March 23, 2018 @ 3:30 pm - 5:00 pm

The University of Manitoba will be hosting a free public lecture on Friday March 23rd, 2018 at 3:30 pm in the Robert B. Schultz Theatre. See here for more details.

Dr. Virginia Trimble (aka 9271Trimble)
Prof. of Physics and Astronomy, U. California, Irvine Honorary staff member, Queen Jadwiga Observatory, Rzepiennik Biskupi, Poland

As is the case with many questions, the answer to this depends on who(m) you ask and when! Most of the early cultures of which we have any records thought that the Earth was the Universe, one that a human could cross in a lifetime and a god in a day. The intervening years have seen our best guesstimates of “How many?” and “How big?” grow to include numbers with 10 or 20 or 30 zeros after them. And whenever one groups has said “one,” (solar system, galaxy…) and another group has said “many,” the many’s have won. Sometimes it takes a while.  Thomas Digges proposed in 1600 that the stars were suns with planets. He was right, and we now know many thousands, a number that will surely grow for as long as we keep looking for them. Similarly, debates between large and small cosmoi and long and short ages have been won by the large and old teams. Even light takes about 46 billion years to cross the part of the universe we can study; observations guarantee that the total size is much larger than the part we can study, and may be infinite. This does not rule out there being other universes, other space times, probably with three spatial dimensions and one time, like ours, but perhaps very different forces and kinds of objects. Since the historical trend has always been toward more, bigger, and different, I think many universes, in one sense or another, is surely the best bet.

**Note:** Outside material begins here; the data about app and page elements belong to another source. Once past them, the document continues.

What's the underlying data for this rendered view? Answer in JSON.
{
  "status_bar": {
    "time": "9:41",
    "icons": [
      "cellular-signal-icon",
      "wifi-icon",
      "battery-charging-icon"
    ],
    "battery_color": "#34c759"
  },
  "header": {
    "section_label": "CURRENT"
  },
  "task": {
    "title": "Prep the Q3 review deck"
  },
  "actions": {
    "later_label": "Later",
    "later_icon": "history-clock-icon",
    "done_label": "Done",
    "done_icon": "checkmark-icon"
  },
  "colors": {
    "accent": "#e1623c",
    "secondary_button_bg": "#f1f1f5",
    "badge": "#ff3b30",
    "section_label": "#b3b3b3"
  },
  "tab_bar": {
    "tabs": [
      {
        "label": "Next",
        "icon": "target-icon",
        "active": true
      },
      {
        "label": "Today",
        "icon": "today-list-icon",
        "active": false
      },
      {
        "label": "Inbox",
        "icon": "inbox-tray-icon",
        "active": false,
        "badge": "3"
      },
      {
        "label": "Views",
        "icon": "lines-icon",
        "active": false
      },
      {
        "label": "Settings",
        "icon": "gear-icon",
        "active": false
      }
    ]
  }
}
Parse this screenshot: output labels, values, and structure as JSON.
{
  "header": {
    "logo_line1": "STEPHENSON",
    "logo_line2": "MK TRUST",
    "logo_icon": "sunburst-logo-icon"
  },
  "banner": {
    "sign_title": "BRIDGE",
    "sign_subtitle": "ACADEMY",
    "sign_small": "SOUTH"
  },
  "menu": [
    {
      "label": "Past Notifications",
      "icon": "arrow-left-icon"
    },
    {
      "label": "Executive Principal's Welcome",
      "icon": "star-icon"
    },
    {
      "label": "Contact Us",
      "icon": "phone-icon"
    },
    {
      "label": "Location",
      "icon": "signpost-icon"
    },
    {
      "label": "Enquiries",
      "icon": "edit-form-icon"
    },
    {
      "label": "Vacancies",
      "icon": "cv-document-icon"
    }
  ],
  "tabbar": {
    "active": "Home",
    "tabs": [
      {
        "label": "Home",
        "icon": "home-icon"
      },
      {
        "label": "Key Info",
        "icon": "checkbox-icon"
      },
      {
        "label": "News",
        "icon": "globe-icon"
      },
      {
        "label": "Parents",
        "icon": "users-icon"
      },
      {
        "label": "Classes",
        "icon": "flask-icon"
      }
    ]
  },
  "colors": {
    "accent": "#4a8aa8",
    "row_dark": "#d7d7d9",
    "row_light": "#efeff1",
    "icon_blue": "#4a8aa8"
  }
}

Welcome to the multiverse!  


Robert B. Schultz Lecture Theatre
92 Dysart Road, Winnipeg, MB R3T 2M7 Canada


University of Manitoba

Regular Events

Every second Friday of the month, we host our monthly meetings. They are free and open for all to attend, and are located in the Robert Schultz Lecture Theatre at St. John’s College in the U of M.

Meetings start at 7pm with our Beginner’s talk, which are designed for novice astronomers who are just beginning in the hobby. Then, we have updates on the latest astronomical news, and also discuss what is up to observe in the night sky that month. The main talk typically runs from 9pm to 10pm, where we have a variety of guest speakers who share their knowledge and expertise of astronomy.

Near the end of each summer, the Winnipeg RASC holds its annual Spruce Woods Star Party, held at Spruce Woods Provincial Park near Carberry, Manitoba. All current RASC members are welcome to join for a weekend of astronomy workshops and long nights of observing.